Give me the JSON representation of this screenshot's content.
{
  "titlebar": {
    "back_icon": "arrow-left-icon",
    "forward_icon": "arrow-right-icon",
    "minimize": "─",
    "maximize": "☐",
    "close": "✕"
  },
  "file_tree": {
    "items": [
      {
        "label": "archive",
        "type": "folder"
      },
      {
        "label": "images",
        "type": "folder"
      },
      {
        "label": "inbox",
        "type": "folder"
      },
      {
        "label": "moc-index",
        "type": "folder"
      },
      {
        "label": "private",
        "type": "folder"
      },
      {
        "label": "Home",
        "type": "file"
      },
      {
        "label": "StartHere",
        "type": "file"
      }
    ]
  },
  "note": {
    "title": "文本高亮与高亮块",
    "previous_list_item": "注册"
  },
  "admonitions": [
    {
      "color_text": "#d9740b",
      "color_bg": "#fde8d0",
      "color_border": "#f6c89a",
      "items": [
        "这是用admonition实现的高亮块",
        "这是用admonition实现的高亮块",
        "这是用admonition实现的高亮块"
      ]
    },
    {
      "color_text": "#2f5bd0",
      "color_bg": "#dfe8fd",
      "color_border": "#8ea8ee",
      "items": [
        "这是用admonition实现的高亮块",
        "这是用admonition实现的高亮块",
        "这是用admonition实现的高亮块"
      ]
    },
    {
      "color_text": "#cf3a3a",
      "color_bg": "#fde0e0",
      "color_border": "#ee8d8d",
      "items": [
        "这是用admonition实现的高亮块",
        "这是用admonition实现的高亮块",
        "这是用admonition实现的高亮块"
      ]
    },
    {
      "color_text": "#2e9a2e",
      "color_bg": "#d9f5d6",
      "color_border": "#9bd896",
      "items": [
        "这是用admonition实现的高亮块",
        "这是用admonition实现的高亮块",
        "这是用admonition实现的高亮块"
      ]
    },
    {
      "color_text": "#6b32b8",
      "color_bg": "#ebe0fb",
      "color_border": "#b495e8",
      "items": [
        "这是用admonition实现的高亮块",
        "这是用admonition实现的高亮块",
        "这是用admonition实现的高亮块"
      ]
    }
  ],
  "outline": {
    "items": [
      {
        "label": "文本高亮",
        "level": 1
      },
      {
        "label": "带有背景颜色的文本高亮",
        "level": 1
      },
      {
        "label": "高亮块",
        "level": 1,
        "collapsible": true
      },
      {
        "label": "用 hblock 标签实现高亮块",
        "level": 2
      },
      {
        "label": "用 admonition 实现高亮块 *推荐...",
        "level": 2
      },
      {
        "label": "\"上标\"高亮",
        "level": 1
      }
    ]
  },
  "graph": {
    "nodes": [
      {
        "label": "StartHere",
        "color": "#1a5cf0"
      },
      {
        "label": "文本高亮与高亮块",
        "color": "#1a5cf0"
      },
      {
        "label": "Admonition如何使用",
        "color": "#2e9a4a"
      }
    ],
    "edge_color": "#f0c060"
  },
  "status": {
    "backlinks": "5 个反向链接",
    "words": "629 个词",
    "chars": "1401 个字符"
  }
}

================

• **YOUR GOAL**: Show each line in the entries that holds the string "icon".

• **TASK SOLUTION**:
    "back_icon": "arrow-left-icon",
    "forward_icon": "arrow-right-icon",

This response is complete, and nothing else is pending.